● **Work to complete**: Count the lines in the records below that contain the word "annotation", and give only that count.
──────────────────────────────
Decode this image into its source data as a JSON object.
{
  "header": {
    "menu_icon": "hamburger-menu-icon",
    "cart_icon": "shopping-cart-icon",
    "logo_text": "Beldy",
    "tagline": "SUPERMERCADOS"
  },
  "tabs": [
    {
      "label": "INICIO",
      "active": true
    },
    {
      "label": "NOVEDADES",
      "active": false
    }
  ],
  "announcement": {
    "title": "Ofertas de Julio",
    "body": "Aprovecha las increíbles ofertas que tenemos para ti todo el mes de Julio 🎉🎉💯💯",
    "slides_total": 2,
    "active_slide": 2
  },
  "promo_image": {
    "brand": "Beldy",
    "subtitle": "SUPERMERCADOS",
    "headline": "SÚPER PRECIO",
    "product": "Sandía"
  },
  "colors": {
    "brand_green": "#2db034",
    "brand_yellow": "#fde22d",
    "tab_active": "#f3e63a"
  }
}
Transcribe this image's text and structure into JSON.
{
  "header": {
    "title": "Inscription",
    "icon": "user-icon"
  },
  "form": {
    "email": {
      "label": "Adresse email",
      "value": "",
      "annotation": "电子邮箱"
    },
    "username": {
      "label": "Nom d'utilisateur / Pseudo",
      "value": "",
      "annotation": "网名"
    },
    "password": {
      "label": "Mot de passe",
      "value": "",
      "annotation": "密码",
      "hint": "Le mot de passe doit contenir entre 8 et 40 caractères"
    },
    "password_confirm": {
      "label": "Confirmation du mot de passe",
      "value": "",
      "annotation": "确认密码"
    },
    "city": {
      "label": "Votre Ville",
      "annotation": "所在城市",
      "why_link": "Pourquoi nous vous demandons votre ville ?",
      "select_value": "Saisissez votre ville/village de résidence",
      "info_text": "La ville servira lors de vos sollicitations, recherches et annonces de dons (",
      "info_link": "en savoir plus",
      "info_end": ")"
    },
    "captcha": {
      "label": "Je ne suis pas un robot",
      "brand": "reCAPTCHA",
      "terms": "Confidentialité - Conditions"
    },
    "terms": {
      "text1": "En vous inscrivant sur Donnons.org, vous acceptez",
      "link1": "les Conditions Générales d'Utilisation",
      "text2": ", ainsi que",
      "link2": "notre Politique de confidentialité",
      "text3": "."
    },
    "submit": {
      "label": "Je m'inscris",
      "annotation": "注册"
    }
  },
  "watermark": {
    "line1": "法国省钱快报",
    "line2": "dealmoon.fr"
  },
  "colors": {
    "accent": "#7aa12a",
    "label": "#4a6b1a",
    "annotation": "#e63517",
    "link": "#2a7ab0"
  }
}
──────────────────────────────
● **Answer to this task**: 7